From there, the trailer, which takes about 16-hours to fill with pure renewable natural gas, is taken to a pipeline access point where it is inserted and carried as far away as California – where renewable natural gas is worth a lot more money.
Within about a month, Milan, will have a new pipeline access point, which is big news for the rural community.
According to Sullivan County Collector Jennifer Russell, Roeslein Alternative Energy, LLC began paying business personal property taxes in Sullivan County in 2015 with a steady increase in county tax contributions. In 2016 RAE paid $38,831.91 to Sullivan County in personal property tax. In 2017 RAE paid $69,383.61. In 2018 RAE paid $90,316.01. The increase in tax support is the result of adding equipment like compressor and tanker loading equipment, lagoon covers, piping to flares, computer gas cleaning systems, flare stacks and flare skid operator controls, according to Sullivan County Assessor Karen Lafaver.
Smithfield Foods’ hog barns only, which are listed under Premium Standard Farms/Murphy Brown, paid $2,005,867.74 in personal property taxes to Sullivan County over the same three years, 2016, 2017 and 2018, with their annual tax contribution averaging $668,622.58 over the same period.
After seeing the meat of the media tour, the press in attendance were shown to another farm belonging to Roeslein, which will have to be a story for another time given the length of this story so far, where even more conservation practices are being applied to agriculture.
The tour ended with a chef-prepared outdoor meal on a property overlooking the countryside. The meal was accompanied by live old-timey music and everyone left with a shiny new thermos and an experience resembling a magical tour through Willy Wonka’s Chocolate Factory where the Willy Wonkas were Kraig Westerbeek and Rudi Roeslein, the Chocolate Factory was the picturesque landscape of Northeast Missouri, the magic was science – and the chocolate was hog manure.
According to Butler, the technology used to capture biogas and process it into renewable natural gas is spreading throughout the United States.
“It’s starting to spread in the U.S. now, with operations beginning in Utah,” said Butler. “Who knows what the future holds worldwide, but for now – we’re growing in the U.S.”
According to information released by RAE during the media tour, Roeslein Alternative Energy (RAE) is the owner, operator, and developer of renewable energy production facilities that convert agricultural and industrial wastes, along with renewable biomass feedstocks to renewable natural gas and sustainable co-products. RAE engages in these business operations with a focus on incorporating native prairie restoration. RAE is a limited liability company with its principal offices located in St. Louis, Missouri. RAE was launched in 2012 by Rudi Roeslein, co-founder and CEO of St. Louis-based Roeslein and Associates, Inc. (a global leader in engineering, modular fabrication, and construction of industrial plant facilities).

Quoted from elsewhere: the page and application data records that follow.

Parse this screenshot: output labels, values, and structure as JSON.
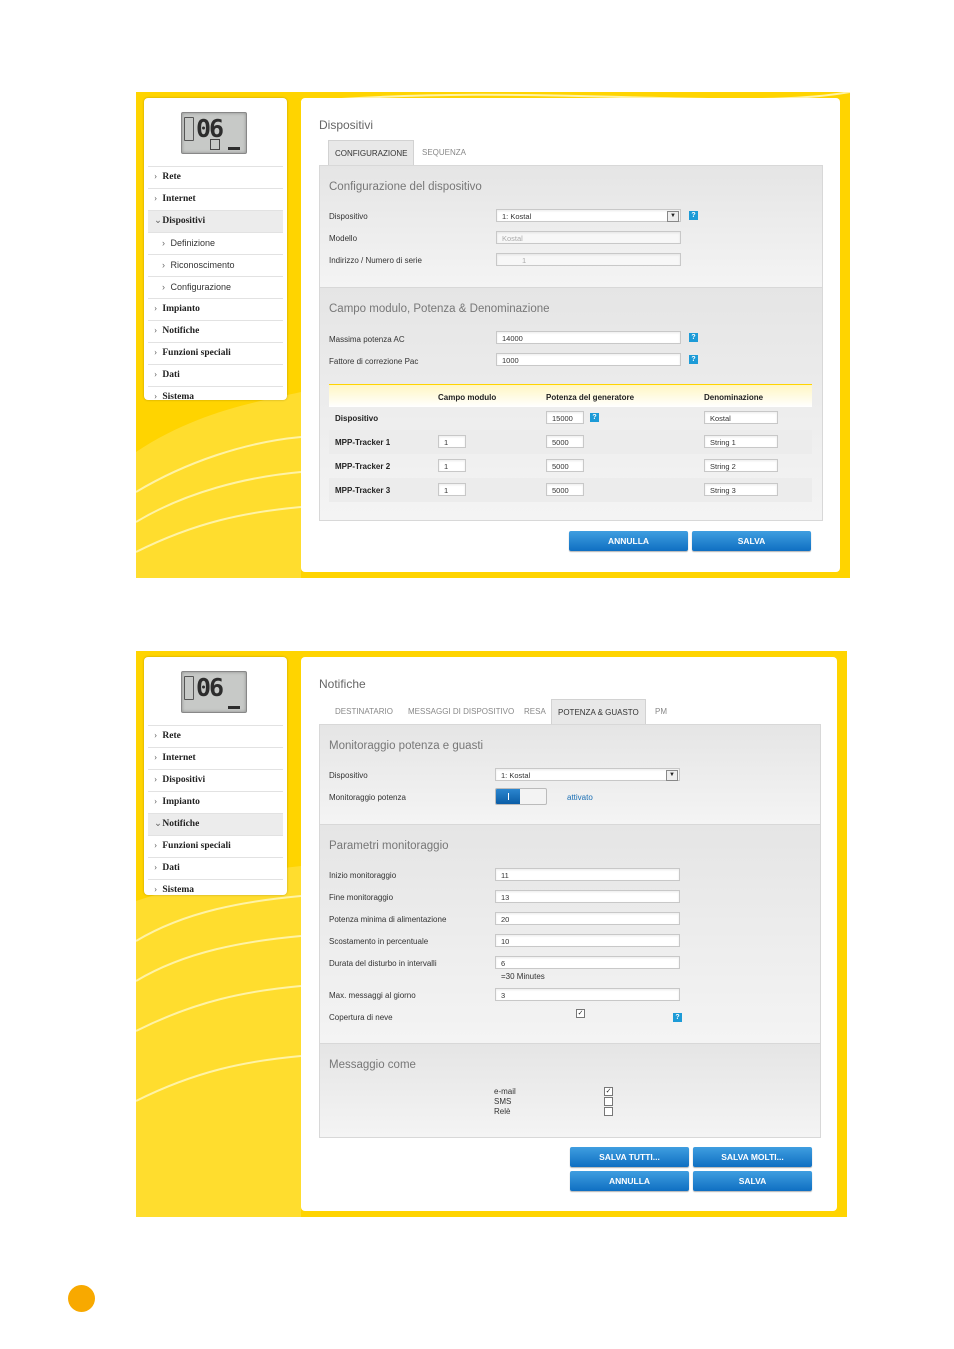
{
  "brand_colors": {
    "yellow": "#ffd400",
    "button_blue": "#1570c4",
    "help_blue": "#1d9bd7",
    "orange_dot": "#f8a900"
  },
  "screen1": {
    "lcd": "06",
    "nav": [
      "Rete",
      "Internet",
      "Dispositivi",
      "Definizione",
      "Riconoscimento",
      "Configurazione",
      "Impianto",
      "Notifiche",
      "Funzioni speciali",
      "Dati",
      "Sistema"
    ],
    "title": "Dispositivi",
    "tabs": [
      "CONFIGURAZIONE",
      "SEQUENZA"
    ],
    "section1": {
      "title": "Configurazione del dispositivo",
      "dispositivo_label": "Dispositivo",
      "dispositivo_value": "1: Kostal",
      "modello_label": "Modello",
      "modello_value": "Kostal",
      "indirizzo_label": "Indirizzo / Numero di serie",
      "indirizzo_value": "1"
    },
    "section2": {
      "title": "Campo modulo, Potenza & Denominazione",
      "massima_label": "Massima potenza AC",
      "massima_value": "14000",
      "fattore_label": "Fattore di correzione Pac",
      "fattore_value": "1000"
    },
    "table": {
      "headers": [
        "Campo modulo",
        "Potenza del generatore",
        "Denominazione"
      ],
      "rows": [
        {
          "label": "Dispositivo",
          "campo": "",
          "potenza": "15000",
          "nome": "Kostal"
        },
        {
          "label": "MPP-Tracker 1",
          "campo": "1",
          "potenza": "5000",
          "nome": "String 1"
        },
        {
          "label": "MPP-Tracker 2",
          "campo": "1",
          "potenza": "5000",
          "nome": "String 2"
        },
        {
          "label": "MPP-Tracker 3",
          "campo": "1",
          "potenza": "5000",
          "nome": "String 3"
        }
      ]
    },
    "help": "?",
    "buttons": {
      "cancel": "ANNULLA",
      "save": "SALVA"
    }
  },
  "screen2": {
    "lcd": "06",
    "nav": [
      "Rete",
      "Internet",
      "Dispositivi",
      "Impianto",
      "Notifiche",
      "Funzioni speciali",
      "Dati",
      "Sistema"
    ],
    "title": "Notifiche",
    "tabs": [
      "DESTINATARIO",
      "MESSAGGI DI DISPOSITIVO",
      "RESA",
      "POTENZA & GUASTO",
      "PM"
    ],
    "section1": {
      "title": "Monitoraggio potenza e guasti",
      "dispositivo_label": "Dispositivo",
      "dispositivo_value": "1: Kostal",
      "monitor_label": "Monitoraggio potenza",
      "monitor_state": "attivato",
      "monitor_on": true
    },
    "section2": {
      "title": "Parametri monitoraggio",
      "fields": [
        {
          "label": "Inizio monitoraggio",
          "value": "11"
        },
        {
          "label": "Fine monitoraggio",
          "value": "13"
        },
        {
          "label": "Potenza minima di alimentazione",
          "value": "20"
        },
        {
          "label": "Scostamento in percentuale",
          "value": "10"
        },
        {
          "label": "Durata del disturbo in intervalli",
          "value": "6"
        },
        {
          "label": "Max. messaggi al giorno",
          "value": "3"
        }
      ],
      "duration_note": "=30 Minutes",
      "neve_label": "Copertura di neve",
      "neve_checked": true
    },
    "section3": {
      "title": "Messaggio come",
      "options": [
        {
          "label": "e-mail",
          "checked": true
        },
        {
          "label": "SMS",
          "checked": false
        },
        {
          "label": "Relè",
          "checked": false
        }
      ]
    },
    "help": "?",
    "buttons": {
      "save_all": "SALVA TUTTI...",
      "save_many": "SALVA MOLTI...",
      "cancel": "ANNULLA",
      "save": "SALVA"
    }
  }
}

About Smithfield Foods
According to information released by RAE during the media tour, Smithfield Foods is a $15 billion global food company and the world’s largest pork processor and hog producer. In the United States, the company is also the leader in numerous packaged meats categories with popular brands including Smithfield®, Eckrich®, Nathan’s Famous®, Farmland®, Armour®, Farmer John®, Kretschmar®, John Morrell®, Cook’s®, Gwaltney®, Carando®, Margherita®, Curly’s®, Healthy Ones®, Morliny®, Krakus®, and Berlinki®. Smithfield Foods is committed to providing good food in a responsible way and maintains robust animal care, community involvement, employee safety, environmental, and food safety and quality programs.